Vitter has demanded a vote on his amendment that would require the president, the vice president, political appointees and all congressional staffers to use ObamaCare's health exchanges, and prohibit employer contributions to make insurance more affordable for those federal employees. 

Vitter said he was willing to let Democrats have a side-by-side amendment. Reid proposed one that would prohibit any employer contribution to senators who have offered an amendment that would prohibit such contributions on behalf of other individuals, or who has voted for the adoption of such an amendment — meaning Republicans who supported Vitter’s amendment would not be able to contribute to their staff’s insurance costs. Vitter called that “bribery.”

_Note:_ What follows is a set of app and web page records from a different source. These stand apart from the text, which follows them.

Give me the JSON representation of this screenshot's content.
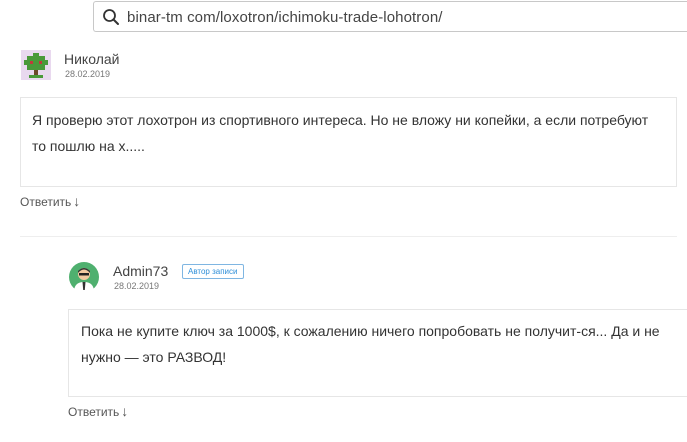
{
  "address_bar": {
    "url": "binar-tm com/loxotron/ichimoku-trade-lohotron/",
    "icon": "search-icon"
  },
  "comments": [
    {
      "author": "Николай",
      "date": "28.02.2019",
      "text": "Я проверю этот лохотрон из спортивного интереса. Но не вложу ни копейки, а если потребуют то пошлю на х.....",
      "reply_label": "Ответить",
      "reply_arrow": "↓",
      "avatar_icon": "green-identicon-avatar"
    },
    {
      "author": "Admin73",
      "badge": "Автор записи",
      "date": "28.02.2019",
      "text": "Пока не купите ключ за 1000$, к сожалению ничего попробовать не получит-ся... Да и не нужно — это РАЗВОД!",
      "reply_label": "Ответить",
      "reply_arrow": "↓",
      "avatar_icon": "admin-avatar"
    }
  ],
  "colors": {
    "badge": "#2f8fd8",
    "border": "#e6e6e6"
  }
}
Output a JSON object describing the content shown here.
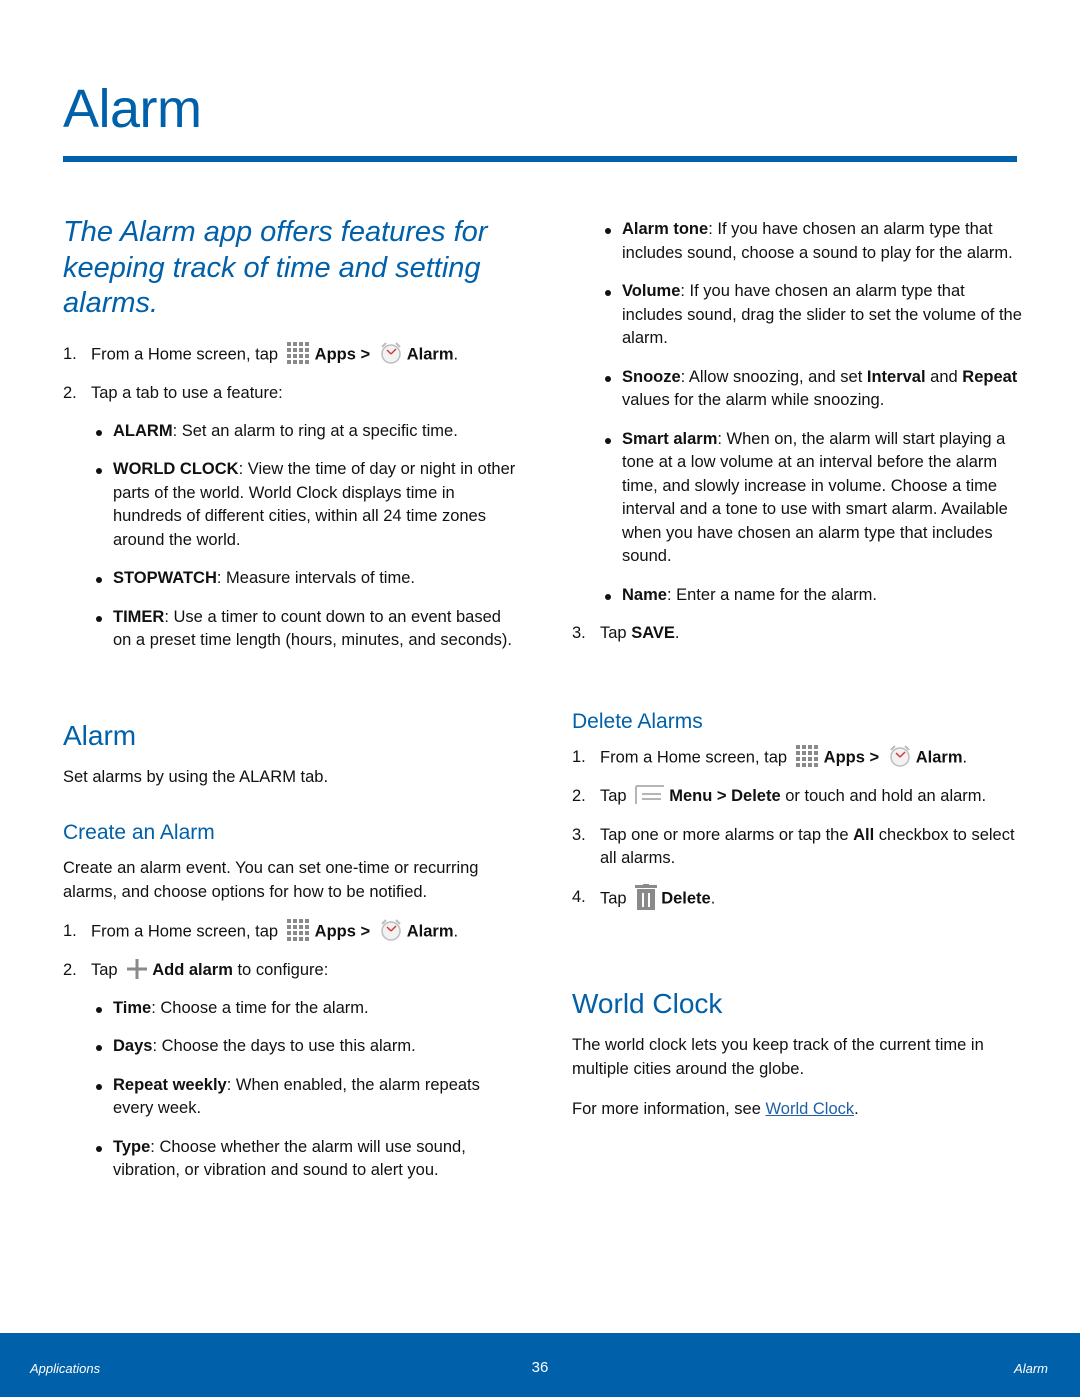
{
  "header": {
    "title": "Alarm",
    "intro": "The Alarm app offers features for keeping track of time and setting alarms."
  },
  "colors": {
    "accent": "#0060a9",
    "link": "#1f5fa8",
    "text": "#111111",
    "icon_gray": "#8a8a8a"
  },
  "overview": {
    "steps": [
      {
        "num": "1.",
        "pre": "From a Home screen, tap",
        "apps": "Apps",
        "sep": ">",
        "alarm": "Alarm",
        "post": "."
      },
      {
        "num": "2.",
        "text": "Tap a tab to use a feature:"
      }
    ],
    "features": [
      {
        "term": "ALARM",
        "desc": ": Set an alarm to ring at a specific time."
      },
      {
        "term": "WORLD CLOCK",
        "desc": ": View the time of day or night in other parts of the world. World Clock displays time in hundreds of different cities, within all 24 time zones around the world."
      },
      {
        "term": "STOPWATCH",
        "desc": ": Measure intervals of time."
      },
      {
        "term": "TIMER",
        "desc": ": Use a timer to count down to an event based on a preset time length (hours, minutes, and seconds)."
      }
    ]
  },
  "alarm_section": {
    "heading": "Alarm",
    "text": "Set alarms by using the ALARM tab."
  },
  "create_section": {
    "heading": "Create an Alarm",
    "text": "Create an alarm event. You can set one-time or recurring alarms, and choose options for how to be notified.",
    "step1": {
      "num": "1.",
      "pre": "From a Home screen, tap",
      "apps": "Apps",
      "sep": ">",
      "alarm": "Alarm",
      "post": "."
    },
    "step2": {
      "num": "2.",
      "pre": "Tap",
      "action": "Add alarm",
      "post": " to configure:"
    },
    "options": [
      {
        "term": "Time",
        "desc": ": Choose a time for the alarm."
      },
      {
        "term": "Days",
        "desc": ": Choose the days to use this alarm."
      },
      {
        "term": "Repeat weekly",
        "desc": ": When enabled, the alarm repeats every week."
      },
      {
        "term": "Type",
        "desc": ": Choose whether the alarm will use sound, vibration, or vibration and sound to alert you."
      }
    ],
    "options_right": [
      {
        "term": "Alarm tone",
        "desc": ": If you have chosen an alarm type that includes sound, choose a sound to play for the alarm."
      },
      {
        "term": "Volume",
        "desc": ": If you have chosen an alarm type that includes sound, drag the slider to set the volume of the alarm."
      },
      {
        "term": "Snooze",
        "desc1": ": Allow snoozing, and set ",
        "term2": "Interval",
        "desc2": " and ",
        "term3": "Repeat",
        "desc3": " values for the alarm while snoozing."
      },
      {
        "term": "Smart alarm",
        "desc": ": When on, the alarm will start playing a tone at a low volume at an interval before the alarm time, and slowly increase in volume. Choose a time interval and a tone to use with smart alarm. Available when you have chosen an alarm type that includes sound."
      },
      {
        "term": "Name",
        "desc": ": Enter a name for the alarm."
      }
    ],
    "step3": {
      "num": "3.",
      "pre": "Tap ",
      "action": "SAVE",
      "post": "."
    }
  },
  "delete_section": {
    "heading": "Delete Alarms",
    "step1": {
      "num": "1.",
      "pre": "From a Home screen, tap",
      "apps": "Apps",
      "sep": ">",
      "alarm": "Alarm",
      "post": "."
    },
    "step2": {
      "num": "2.",
      "pre": "Tap",
      "menu": "Menu",
      "sep": ">",
      "delete": "Delete",
      "post": " or touch and hold an alarm."
    },
    "step3": {
      "num": "3.",
      "pre": "Tap one or more alarms or tap the ",
      "all": "All",
      "post": " checkbox to select all alarms."
    },
    "step4": {
      "num": "4.",
      "pre": "Tap",
      "delete": "Delete",
      "post": "."
    }
  },
  "world_clock_section": {
    "heading": "World Clock",
    "text": "The world clock lets you keep track of the current time in multiple cities around the globe.",
    "more_pre": "For more information, see ",
    "more_link": "World Clock",
    "more_post": "."
  },
  "footer": {
    "section": "Applications",
    "page": "36",
    "chapter": "Alarm"
  }
}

“Amendments [Democratic leadership] floated last week … were about threats, intimidation and bribery,” Vitter said.

Vitter was complaining that Reid said he’d allow a vote on Vitter’s amendment but that the vote hasn’t materialized.

“If the Majority Leader agrees to a vote in principle, we need a vote in reality,” Vitter said. “I think the majority leader, quite frankly, is very concerned about this vote … that’s why they rely on threats and intimidation to avoid this vote, [but] that didn’t work.”

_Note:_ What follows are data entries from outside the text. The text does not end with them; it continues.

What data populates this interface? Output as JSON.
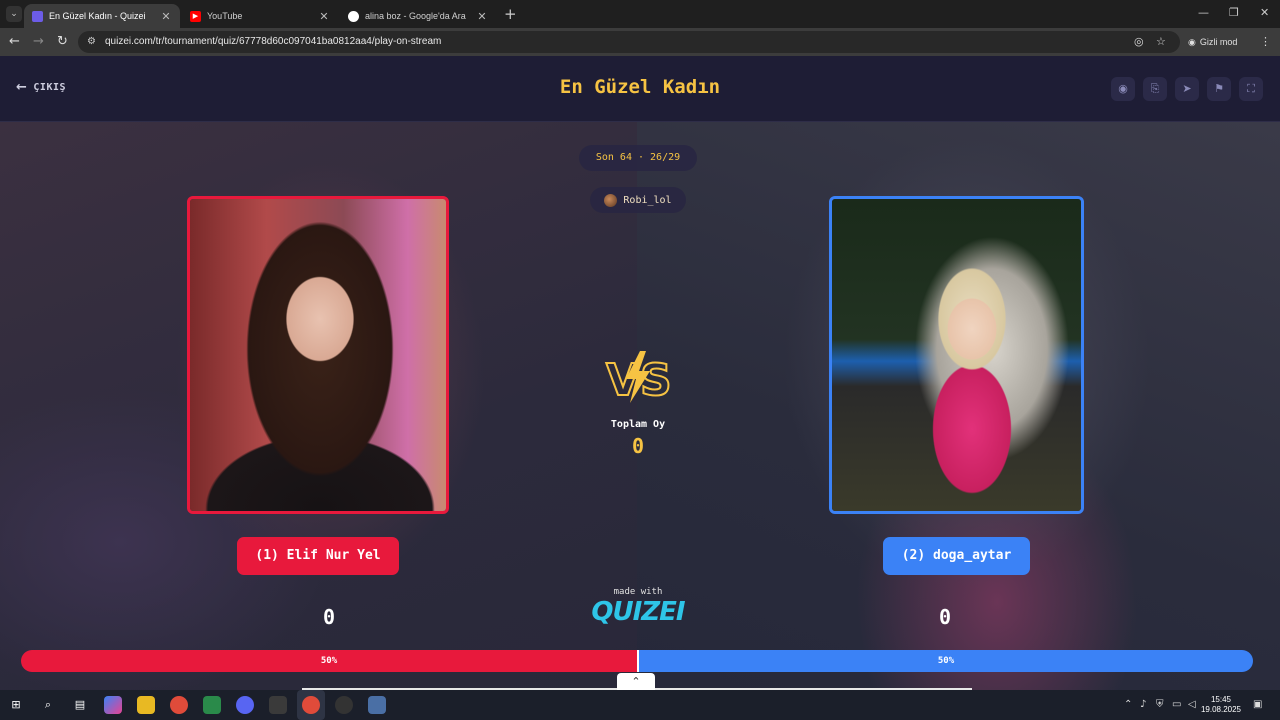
{
  "browser": {
    "tabs": [
      {
        "title": "En Güzel Kadın - Quizei",
        "active": true
      },
      {
        "title": "YouTube",
        "active": false
      },
      {
        "title": "alina boz - Google'da Ara",
        "active": false
      }
    ],
    "url": "quizei.com/tr/tournament/quiz/67778d60c097041ba0812aa4/play-on-stream",
    "incognito_label": "Gizli mod"
  },
  "header": {
    "exit_label": "ÇIKIŞ",
    "title": "En Güzel Kadın"
  },
  "round": {
    "label": "Son 64 · 26/29",
    "streamer": "Robi_lol"
  },
  "center": {
    "vs_text": "VS",
    "total_votes_label": "Toplam Oy",
    "total_votes": "0",
    "made_with": "made with",
    "brand": "QUIZEI"
  },
  "contestants": [
    {
      "label": "(1) Elif Nur Yel",
      "votes": "0",
      "percent_label": "50%",
      "percent": 50,
      "color": "#e8193c"
    },
    {
      "label": "(2) doga_aytar",
      "votes": "0",
      "percent_label": "50%",
      "percent": 50,
      "color": "#3b82f6"
    }
  ],
  "taskbar": {
    "time": "15:45",
    "date": "19.08.2025"
  },
  "colors": {
    "accent": "#f6c343",
    "left": "#e8193c",
    "right": "#3b82f6",
    "brand": "#2ec5e8"
  }
}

The manager of the bill, Sen. Ron WydenRon WydenSenate passes college anti-Semitism bill Overnight Finance: Trump takes victory lap at Carrier plant | House passes 'too big to fail' revamp | Trump econ team takes shape Senate Dems: Force Cabinet nominees to release tax returns MORE (D-Ore.) took objection with the “reality” of Vitter’s comments, pointing out that Reid offered a deal but then Republicans demanded more votes on unrelated amendments.

"The reality is, we could have had a vote already on the amendment offered by the senator from Louisiana," Wyden said, "if colleagues on his side of the aisle had not insisted on all these other amendments that were not related to energy efficiency."

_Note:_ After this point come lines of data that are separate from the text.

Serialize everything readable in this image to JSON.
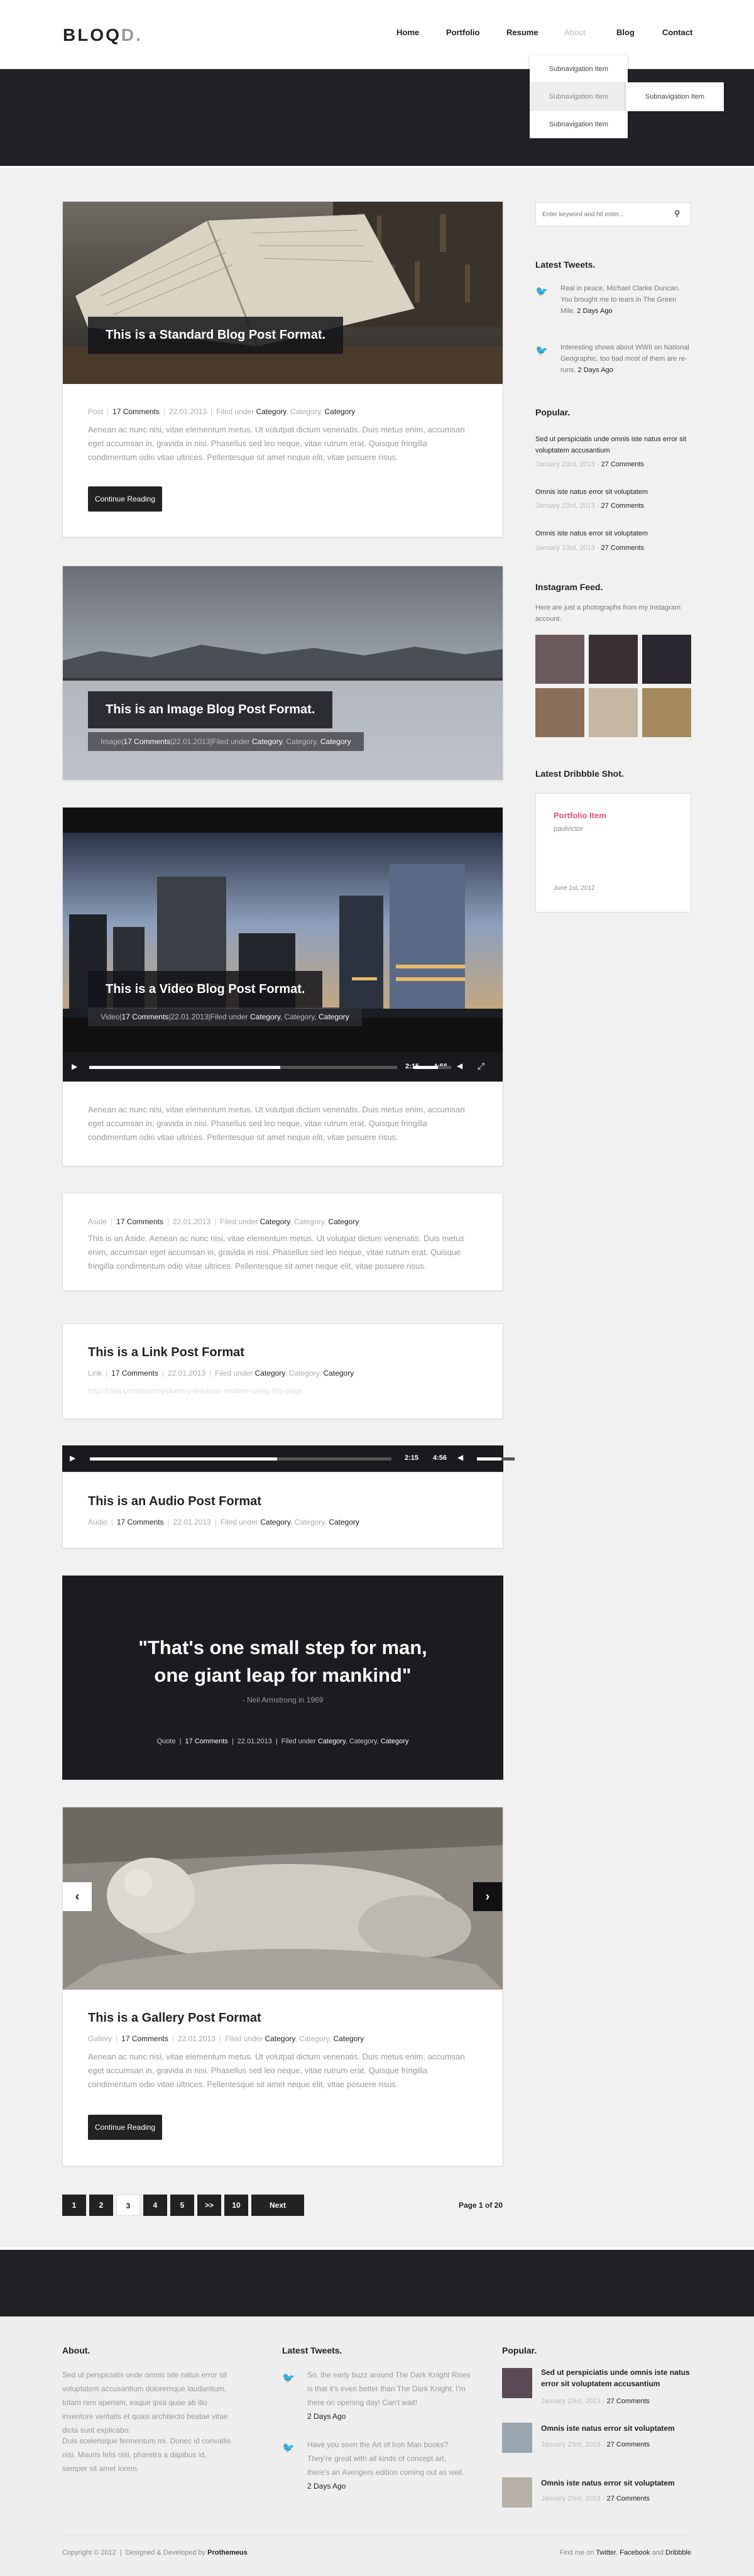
{
  "header": {
    "logo": "BLOQ",
    "logo_accent": "D.",
    "nav": [
      "Home",
      "Portfolio",
      "Resume",
      "About",
      "Blog",
      "Contact"
    ],
    "submenu": [
      "Subnavigation Item",
      "Subnavigation Item",
      "Subnavigation Item"
    ],
    "submenu2": "Subnavigation Item"
  },
  "posts": {
    "standard": {
      "title": "This is a Standard Blog Post Format.",
      "format": "Post",
      "comments": "17 Comments",
      "date": "22.01.2013",
      "filed": "Filed under",
      "cats": [
        "Category",
        "Category",
        "Category"
      ],
      "excerpt": "Aenean ac nunc nisi, vitae elementum metus. Ut volutpat dictum venenatis. Duis metus enim, accumsan eget accumsan in, gravida in nisi. Phasellus sed leo neque, vitae rutrum erat. Quisque fringilla condimentum odio vitae ultrices. Pellentesque sit amet neque elit, vitae posuere risus.",
      "button": "Continue Reading"
    },
    "image": {
      "title": "This is an Image Blog Post Format.",
      "format": "Image",
      "comments": "17 Comments",
      "date": "22.01.2013",
      "filed": "Filed under",
      "cats": [
        "Category",
        "Category",
        "Category"
      ]
    },
    "video": {
      "title": "This is a Video Blog Post Format.",
      "format": "Video",
      "comments": "17 Comments",
      "date": "22.01.2013",
      "filed": "Filed under",
      "cats": [
        "Category",
        "Category",
        "Category"
      ],
      "time": "2:15",
      "duration": "4:56",
      "progress": 0.62,
      "volume": 0.65,
      "excerpt": "Aenean ac nunc nisi, vitae elementum metus. Ut volutpat dictum venenatis. Duis metus enim, accumsan eget accumsan in, gravida in nisi. Phasellus sed leo neque, vitae rutrum erat. Quisque fringilla condimentum odio vitae ultrices. Pellentesque sit amet neque elit, vitae posuere risus."
    },
    "aside": {
      "format": "Aside",
      "comments": "17 Comments",
      "date": "22.01.2013",
      "filed": "Filed under",
      "cats": [
        "Category",
        "Category",
        "Category"
      ],
      "excerpt": "This is an Aside. Aenean ac nunc nisi, vitae elementum metus. Ut volutpat dictum venenatis. Duis metus enim, accumsan eget accumsan in, gravida in nisi. Phasellus sed leo neque, vitae rutrum erat. Quisque fringilla condimentum odio vitae ultrices. Pellentesque sit amet neque elit, vitae posuere risus."
    },
    "link": {
      "title": "This is a Link Post Format",
      "format": "Link",
      "comments": "17 Comments",
      "date": "22.01.2013",
      "filed": "Filed under",
      "cats": [
        "Category",
        "Category",
        "Category"
      ],
      "url": "http://bloq.com/dummy/dummy-link/post-relation-using-this-page"
    },
    "audio": {
      "title": "This is an Audio Post Format",
      "format": "Audio",
      "comments": "17 Comments",
      "date": "22.01.2013",
      "filed": "Filed under",
      "cats": [
        "Category",
        "Category",
        "Category"
      ],
      "time": "2:15",
      "duration": "4:56",
      "progress": 0.62,
      "volume": 0.65
    },
    "quote": {
      "line1": "\"That's one small step for man,",
      "line2": "one giant leap for mankind\"",
      "author": "- Neil Armstrong in 1969",
      "format": "Quote",
      "comments": "17 Comments",
      "date": "22.01.2013",
      "filed": "Filed under",
      "cats": [
        "Category",
        "Category",
        "Category"
      ]
    },
    "gallery": {
      "title": "This is a Gallery Post Format",
      "format": "Gallery",
      "comments": "17 Comments",
      "date": "22.01.2013",
      "filed": "Filed under",
      "cats": [
        "Category",
        "Category",
        "Category"
      ],
      "excerpt": "Aenean ac nunc nisi, vitae elementum metus. Ut volutpat dictum venenatis. Duis metus enim, accumsan eget accumsan in, gravida in nisi. Phasellus sed leo neque, vitae rutrum erat. Quisque fringilla condimentum odio vitae ultrices. Pellentesque sit amet neque elit, vitae posuere risus.",
      "button": "Continue Reading"
    }
  },
  "pagination": {
    "pages": [
      "1",
      "2",
      "3",
      "4",
      "5",
      ">>",
      "10"
    ],
    "next": "Next",
    "info": "Page 1 of 20"
  },
  "sidebar": {
    "search_placeholder": "Enter keyword and hit enter...",
    "tweets_title": "Latest Tweets.",
    "tweets": [
      {
        "text": "Real in peace, Michael Clarke Duncan. You brought me to tears in The Green Mile.",
        "time": "2 Days Ago"
      },
      {
        "text": "Interesting shows about WWII on National Geographic, too bad most of them are re-runs.",
        "time": "2 Days Ago"
      }
    ],
    "popular_title": "Popular.",
    "popular": [
      {
        "title": "Sed ut perspiciatis unde omnis iste natus error sit voluptatem accusantium",
        "date": "January 23rd, 2013",
        "comments": "27 Comments"
      },
      {
        "title": "Omnis iste natus error sit voluptatem",
        "date": "January 23rd, 2013",
        "comments": "27 Comments"
      },
      {
        "title": "Omnis iste natus error sit voluptatem",
        "date": "January 23rd, 2013",
        "comments": "27 Comments"
      }
    ],
    "instagram_title": "Instagram Feed.",
    "instagram_text": "Here are just a photographs from my Instagram account.",
    "dribbble_title": "Latest Dribbble Shot.",
    "dribbble": {
      "title": "Portfolio Item",
      "author": "paulvictor",
      "date": "June 1st, 2012"
    }
  },
  "footer": {
    "about_title": "About.",
    "about_p1": "Sed ut perspiciatis unde omnis iste natus error sit voluptatem accusantium doloremque laudantium, totam rem aperiam, eaque ipsa quae ab illo inventore veritatis et quasi architecto beatae vitae dicta sunt explicabo.",
    "about_p2": "Duis scelerisque fermentum mi. Donec id convallis nisi. Mauris felis nisi, pharetra a dapibus id, semper sit amet lorem.",
    "tweets_title": "Latest Tweets.",
    "tweets": [
      {
        "text": "So, the early buzz around The Dark Knight Rises is that it's even better than The Dark Knight. I'm there on opening day! Can't wait!",
        "time": "2 Days Ago"
      },
      {
        "text": "Have you seen the Art of Iron Man books? They're great with all kinds of concept art, there's an Avengers edition coming out as well.",
        "time": "2 Days Ago"
      }
    ],
    "popular_title": "Popular.",
    "popular": [
      {
        "title": "Sed ut perspiciatis unde omnis iste natus error sit voluptatem accusantium",
        "date": "January 23rd, 2013",
        "comments": "27 Comments"
      },
      {
        "title": "Omnis iste natus error sit voluptatem",
        "date": "January 23rd, 2013",
        "comments": "27 Comments"
      },
      {
        "title": "Omnis iste natus error sit voluptatem",
        "date": "January 23rd, 2013",
        "comments": "27 Comments"
      }
    ],
    "copyright": "Copyright © 2012  |  Designed & Developed by",
    "author": "Prothemeus",
    "find": "Find me on",
    "twitter": "Twitter",
    "facebook": "Facebook",
    "and": "and",
    "dribbble": "Dribbble"
  }
}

Sens. Jeanne Shaheen Jeanne ShaheenOvernight Tech: Venture capitalists' message to Trump | Bitcoin site ordered to give IRS data | Broadband gets faster Dem senator: Hold hearing on Russian interference in election Scott Brown suggests voter fraud in NH without evidence MORE (D-N.H.) and Rob PortmanRob PortmanGOP debates going big on tax reform Who is Tim Ryan? A closer look at Pelosi’s challenger Battle for the Senate: Top of ticket dominates MORE (R-Ohio) introduced S. 1392, which contains measures to boost building codes, train workers in energy efficient building technologies, help manufacturers become more efficient and bolster conservation efforts at federal agencies, among other provisions. The Senate has been working to reach an amendment deal on the bill for two weeks.